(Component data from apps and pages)
---
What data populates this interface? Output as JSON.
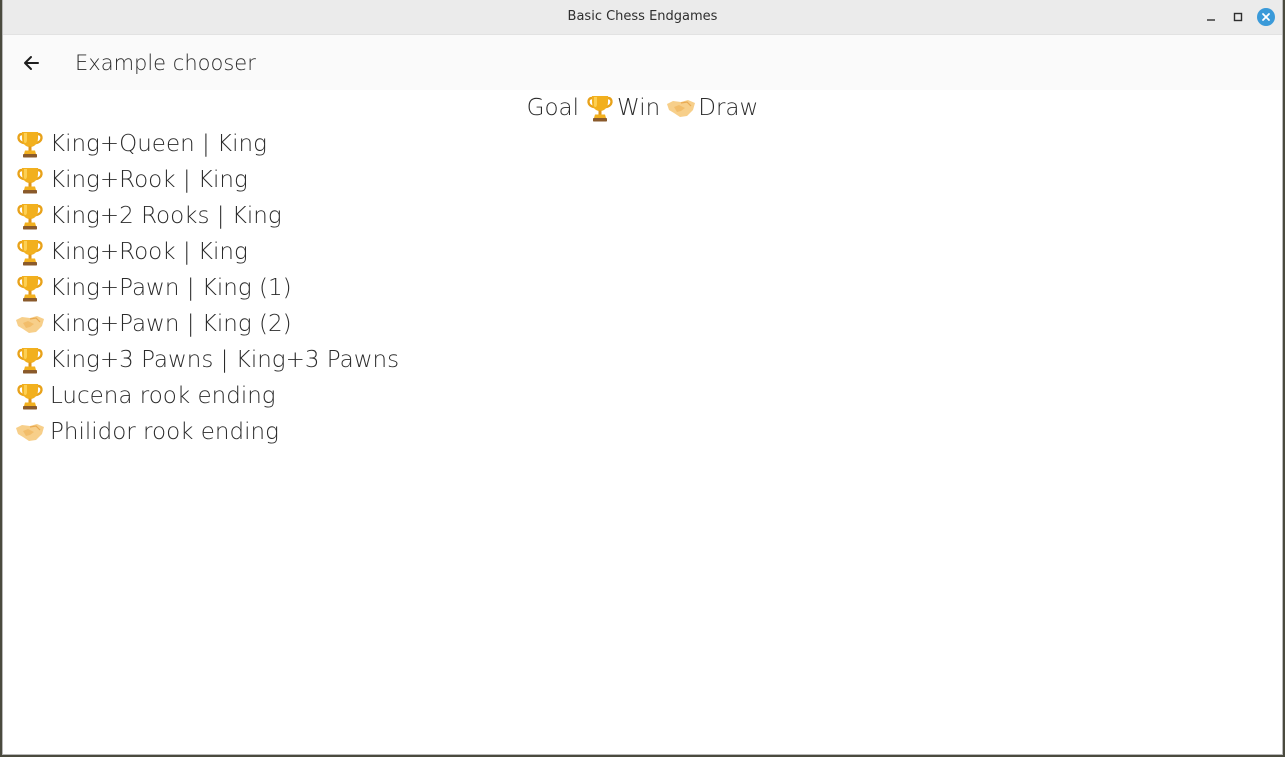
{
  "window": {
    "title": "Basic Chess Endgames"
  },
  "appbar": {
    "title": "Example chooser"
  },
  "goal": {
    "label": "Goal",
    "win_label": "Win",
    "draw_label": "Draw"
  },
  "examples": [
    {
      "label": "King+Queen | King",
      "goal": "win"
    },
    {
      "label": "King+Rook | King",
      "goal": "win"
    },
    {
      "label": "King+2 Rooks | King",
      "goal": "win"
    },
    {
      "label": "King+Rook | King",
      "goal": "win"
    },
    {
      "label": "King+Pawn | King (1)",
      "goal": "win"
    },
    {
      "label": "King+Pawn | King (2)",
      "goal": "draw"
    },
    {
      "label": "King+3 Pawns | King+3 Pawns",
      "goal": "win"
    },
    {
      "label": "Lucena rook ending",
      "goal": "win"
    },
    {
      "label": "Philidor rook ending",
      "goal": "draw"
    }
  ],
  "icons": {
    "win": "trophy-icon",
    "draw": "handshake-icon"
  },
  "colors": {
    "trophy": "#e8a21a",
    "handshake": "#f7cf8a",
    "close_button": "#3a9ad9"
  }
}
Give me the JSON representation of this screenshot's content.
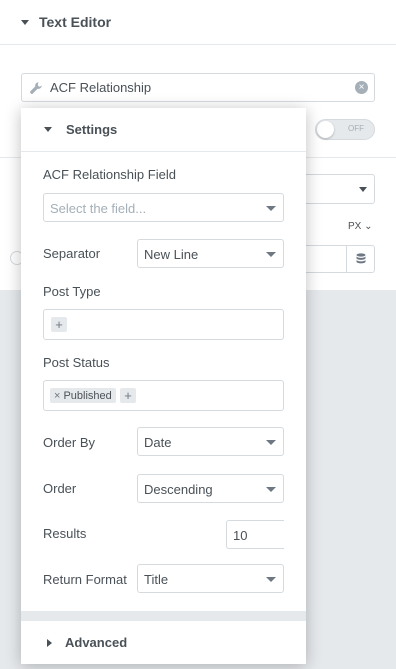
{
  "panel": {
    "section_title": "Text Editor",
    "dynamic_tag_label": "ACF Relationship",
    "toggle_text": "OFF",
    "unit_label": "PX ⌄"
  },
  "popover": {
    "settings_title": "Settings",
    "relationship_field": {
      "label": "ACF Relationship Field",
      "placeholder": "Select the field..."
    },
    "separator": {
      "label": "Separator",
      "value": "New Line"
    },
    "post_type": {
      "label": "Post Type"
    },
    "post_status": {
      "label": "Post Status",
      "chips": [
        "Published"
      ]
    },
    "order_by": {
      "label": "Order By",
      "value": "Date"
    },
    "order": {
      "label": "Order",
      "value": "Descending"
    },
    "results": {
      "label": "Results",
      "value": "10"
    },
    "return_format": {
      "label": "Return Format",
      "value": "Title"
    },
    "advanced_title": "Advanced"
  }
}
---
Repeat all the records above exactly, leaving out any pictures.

_EXERCISE RESULT_.
What data populates this interface? Output as JSON.
{
  "window": {
    "title": "Basic Chess Endgames"
  },
  "appbar": {
    "title": "Example chooser"
  },
  "goal": {
    "label": "Goal",
    "win_label": "Win",
    "draw_label": "Draw"
  },
  "examples": [
    {
      "label": "King+Queen | King",
      "goal": "win"
    },
    {
      "label": "King+Rook | King",
      "goal": "win"
    },
    {
      "label": "King+2 Rooks | King",
      "goal": "win"
    },
    {
      "label": "King+Rook | King",
      "goal": "win"
    },
    {
      "label": "King+Pawn | King (1)",
      "goal": "win"
    },
    {
      "label": "King+Pawn | King (2)",
      "goal": "draw"
    },
    {
      "label": "King+3 Pawns | King+3 Pawns",
      "goal": "win"
    },
    {
      "label": "Lucena rook ending",
      "goal": "win"
    },
    {
      "label": "Philidor rook ending",
      "goal": "draw"
    }
  ],
  "icons": {
    "win": "trophy-icon",
    "draw": "handshake-icon"
  },
  "colors": {
    "trophy": "#e8a21a",
    "handshake": "#f7cf8a",
    "close_button": "#3a9ad9"
  }
}
Give me the JSON representation of this screenshot's content.
{
  "panel": {
    "section_title": "Text Editor",
    "dynamic_tag_label": "ACF Relationship",
    "toggle_text": "OFF",
    "unit_label": "PX ⌄"
  },
  "popover": {
    "settings_title": "Settings",
    "relationship_field": {
      "label": "ACF Relationship Field",
      "placeholder": "Select the field..."
    },
    "separator": {
      "label": "Separator",
      "value": "New Line"
    },
    "post_type": {
      "label": "Post Type"
    },
    "post_status": {
      "label": "Post Status",
      "chips": [
        "Published"
      ]
    },
    "order_by": {
      "label": "Order By",
      "value": "Date"
    },
    "order": {
      "label": "Order",
      "value": "Descending"
    },
    "results": {
      "label": "Results",
      "value": "10"
    },
    "return_format": {
      "label": "Return Format",
      "value": "Title"
    },
    "advanced_title": "Advanced"
  }
}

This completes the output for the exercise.